-- Opening Marker --
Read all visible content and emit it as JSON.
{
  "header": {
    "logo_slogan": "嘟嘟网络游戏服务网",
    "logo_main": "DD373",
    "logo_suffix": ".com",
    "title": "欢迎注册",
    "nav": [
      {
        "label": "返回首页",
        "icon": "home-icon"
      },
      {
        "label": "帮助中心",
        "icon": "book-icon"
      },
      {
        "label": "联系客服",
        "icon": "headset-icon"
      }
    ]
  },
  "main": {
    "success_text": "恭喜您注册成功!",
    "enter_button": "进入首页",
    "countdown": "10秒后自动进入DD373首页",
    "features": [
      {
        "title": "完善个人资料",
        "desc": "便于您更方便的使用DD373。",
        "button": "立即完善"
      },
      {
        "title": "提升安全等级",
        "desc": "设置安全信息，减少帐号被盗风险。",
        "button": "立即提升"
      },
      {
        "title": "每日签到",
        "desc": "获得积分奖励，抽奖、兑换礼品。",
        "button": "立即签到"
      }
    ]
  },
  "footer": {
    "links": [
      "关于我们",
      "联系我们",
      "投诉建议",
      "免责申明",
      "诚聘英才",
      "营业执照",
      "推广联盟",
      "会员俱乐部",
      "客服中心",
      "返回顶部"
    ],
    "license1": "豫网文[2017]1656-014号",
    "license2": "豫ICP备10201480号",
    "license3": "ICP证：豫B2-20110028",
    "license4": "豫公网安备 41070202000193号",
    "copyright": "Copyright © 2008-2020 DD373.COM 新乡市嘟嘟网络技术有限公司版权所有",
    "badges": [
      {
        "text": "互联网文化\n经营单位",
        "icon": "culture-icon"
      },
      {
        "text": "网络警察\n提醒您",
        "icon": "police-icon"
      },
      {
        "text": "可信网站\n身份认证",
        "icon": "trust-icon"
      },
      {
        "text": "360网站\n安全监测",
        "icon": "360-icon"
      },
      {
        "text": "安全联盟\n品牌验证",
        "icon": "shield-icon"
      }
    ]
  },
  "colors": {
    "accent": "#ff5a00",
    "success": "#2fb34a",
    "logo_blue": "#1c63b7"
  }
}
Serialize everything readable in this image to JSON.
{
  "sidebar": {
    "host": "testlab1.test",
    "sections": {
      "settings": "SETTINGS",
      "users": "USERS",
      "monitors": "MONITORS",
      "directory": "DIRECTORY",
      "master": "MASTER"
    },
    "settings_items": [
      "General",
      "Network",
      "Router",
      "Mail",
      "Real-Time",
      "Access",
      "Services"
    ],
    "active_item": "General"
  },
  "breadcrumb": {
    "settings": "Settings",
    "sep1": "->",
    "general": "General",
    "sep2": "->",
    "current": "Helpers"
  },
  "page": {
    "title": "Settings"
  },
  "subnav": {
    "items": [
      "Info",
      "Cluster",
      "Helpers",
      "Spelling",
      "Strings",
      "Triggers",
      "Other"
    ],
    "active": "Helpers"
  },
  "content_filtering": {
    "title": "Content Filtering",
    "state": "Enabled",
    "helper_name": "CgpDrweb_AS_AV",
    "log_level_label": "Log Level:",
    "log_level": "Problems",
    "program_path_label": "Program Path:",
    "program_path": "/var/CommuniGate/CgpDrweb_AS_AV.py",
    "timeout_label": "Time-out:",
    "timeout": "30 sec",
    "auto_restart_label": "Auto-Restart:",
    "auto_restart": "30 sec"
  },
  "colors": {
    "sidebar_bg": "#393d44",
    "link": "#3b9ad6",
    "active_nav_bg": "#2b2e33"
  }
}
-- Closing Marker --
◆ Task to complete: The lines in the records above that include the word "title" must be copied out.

◆ Your solution:
    "title": "欢迎注册",
        "title": "完善个人资料",
        "title": "提升安全等级",
        "title": "每日签到",
    "title": "Settings"
    "title": "Content Filtering",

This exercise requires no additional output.